The entire runs of both the Rios Cebolla and San Antonio, even in their lower reaches, should fish well all month for wild fish, and in a few places (e.g., Dark Canyon) there may be rainbow holdovers.
If you can make the hike up into the San Pedro Parks Wilderness (SPPW) there should be at least another 2 - 3 weeks of cutthroat fishing. The shortest hike is to the Rito de Las Perchas which is a mile of grueling uphill pulls. If you have access to a horse the SPPW is the place to fish for October. Unfortunately, San Gregorio Lake was not stocked this year.
The Rio Frijoles in the Bandelier is fishing well. This is a (4 years) recovered cutthroat stream that is doing well. If hiking in from Ponderosa Campground a second car at the visitor center is very handy for getting back to the start point. Hiking in from the Bandelier Visitor Center is also an option, and fishing is allowed above the bridge near Alcove House.
With the monsoon moisture, some of our smallest streams are worth a look. Examples include the Rito Penas Negras, Rio Puerco (FR 103 access), Rio Capulin (Bandelier Wild), Paliza Canyon, and the waters of the northwestern Jemez (e.g., Canones and Polvadera Creeks).

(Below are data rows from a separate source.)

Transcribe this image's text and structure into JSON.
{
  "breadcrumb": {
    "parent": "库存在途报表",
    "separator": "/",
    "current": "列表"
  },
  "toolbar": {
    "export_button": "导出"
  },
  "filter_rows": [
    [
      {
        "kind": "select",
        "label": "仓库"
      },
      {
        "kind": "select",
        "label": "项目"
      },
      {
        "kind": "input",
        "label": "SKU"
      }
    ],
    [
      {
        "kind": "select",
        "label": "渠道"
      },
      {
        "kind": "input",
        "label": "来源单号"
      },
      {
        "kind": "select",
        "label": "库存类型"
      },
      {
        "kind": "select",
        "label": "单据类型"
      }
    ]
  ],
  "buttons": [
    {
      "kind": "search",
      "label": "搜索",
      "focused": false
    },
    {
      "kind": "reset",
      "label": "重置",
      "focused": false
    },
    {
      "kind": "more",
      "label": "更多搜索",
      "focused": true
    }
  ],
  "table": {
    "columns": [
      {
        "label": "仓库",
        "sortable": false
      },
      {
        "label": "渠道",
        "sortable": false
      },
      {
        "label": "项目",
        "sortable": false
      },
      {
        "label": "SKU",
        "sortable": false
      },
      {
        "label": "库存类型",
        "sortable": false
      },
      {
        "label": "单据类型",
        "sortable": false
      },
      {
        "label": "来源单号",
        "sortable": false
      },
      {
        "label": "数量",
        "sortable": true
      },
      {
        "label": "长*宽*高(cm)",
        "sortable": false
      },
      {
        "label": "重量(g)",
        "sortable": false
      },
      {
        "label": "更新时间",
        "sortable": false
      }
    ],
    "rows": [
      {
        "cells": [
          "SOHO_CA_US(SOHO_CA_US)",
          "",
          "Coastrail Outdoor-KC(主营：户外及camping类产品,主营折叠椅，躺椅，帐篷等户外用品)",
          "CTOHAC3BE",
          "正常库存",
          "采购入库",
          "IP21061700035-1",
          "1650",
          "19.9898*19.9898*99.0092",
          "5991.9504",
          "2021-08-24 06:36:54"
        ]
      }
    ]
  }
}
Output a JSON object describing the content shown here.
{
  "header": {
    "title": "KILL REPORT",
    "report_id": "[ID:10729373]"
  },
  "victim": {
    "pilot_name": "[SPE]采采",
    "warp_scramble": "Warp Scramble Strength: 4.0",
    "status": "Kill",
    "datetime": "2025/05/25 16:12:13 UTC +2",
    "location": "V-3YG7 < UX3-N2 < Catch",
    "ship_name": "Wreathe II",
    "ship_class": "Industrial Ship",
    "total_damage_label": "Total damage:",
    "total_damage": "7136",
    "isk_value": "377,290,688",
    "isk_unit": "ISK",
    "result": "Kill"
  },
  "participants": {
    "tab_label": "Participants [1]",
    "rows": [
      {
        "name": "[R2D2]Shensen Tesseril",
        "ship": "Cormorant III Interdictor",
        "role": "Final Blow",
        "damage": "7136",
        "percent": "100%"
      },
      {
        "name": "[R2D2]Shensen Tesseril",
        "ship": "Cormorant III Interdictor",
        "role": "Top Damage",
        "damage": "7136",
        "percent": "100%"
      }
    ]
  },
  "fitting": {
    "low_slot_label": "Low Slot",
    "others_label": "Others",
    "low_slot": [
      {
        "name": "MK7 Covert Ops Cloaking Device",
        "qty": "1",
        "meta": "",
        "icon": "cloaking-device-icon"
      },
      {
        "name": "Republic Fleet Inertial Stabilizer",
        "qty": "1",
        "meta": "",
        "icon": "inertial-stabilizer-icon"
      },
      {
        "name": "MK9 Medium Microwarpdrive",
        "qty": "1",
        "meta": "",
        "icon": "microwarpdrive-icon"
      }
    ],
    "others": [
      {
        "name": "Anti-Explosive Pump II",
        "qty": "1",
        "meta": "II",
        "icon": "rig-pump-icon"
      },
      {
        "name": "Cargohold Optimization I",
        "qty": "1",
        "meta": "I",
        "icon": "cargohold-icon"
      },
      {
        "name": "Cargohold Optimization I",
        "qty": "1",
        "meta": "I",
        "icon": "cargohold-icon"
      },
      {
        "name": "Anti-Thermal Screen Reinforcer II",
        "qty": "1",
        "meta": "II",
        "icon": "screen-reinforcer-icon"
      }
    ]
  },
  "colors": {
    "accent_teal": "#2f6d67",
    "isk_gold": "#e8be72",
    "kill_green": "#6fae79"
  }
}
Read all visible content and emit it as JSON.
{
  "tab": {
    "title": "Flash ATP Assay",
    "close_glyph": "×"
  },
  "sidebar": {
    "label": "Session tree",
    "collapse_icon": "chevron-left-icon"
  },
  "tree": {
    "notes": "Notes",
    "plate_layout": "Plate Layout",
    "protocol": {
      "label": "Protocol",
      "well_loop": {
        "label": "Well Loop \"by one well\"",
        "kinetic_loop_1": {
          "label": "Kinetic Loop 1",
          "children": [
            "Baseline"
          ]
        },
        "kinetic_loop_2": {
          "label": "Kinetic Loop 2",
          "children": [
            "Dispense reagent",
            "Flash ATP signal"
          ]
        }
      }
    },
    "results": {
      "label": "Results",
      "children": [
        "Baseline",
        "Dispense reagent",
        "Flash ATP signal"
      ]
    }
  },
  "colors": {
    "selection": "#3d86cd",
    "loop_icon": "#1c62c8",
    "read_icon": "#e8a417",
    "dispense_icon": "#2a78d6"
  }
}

Dry flies should rule most of the month if the weather holds, but if we get a cold spell that could change, and indicator or Euro-style nymphing may be called for. Look up occasionally - the fall forest is not to be missed! Tight lines.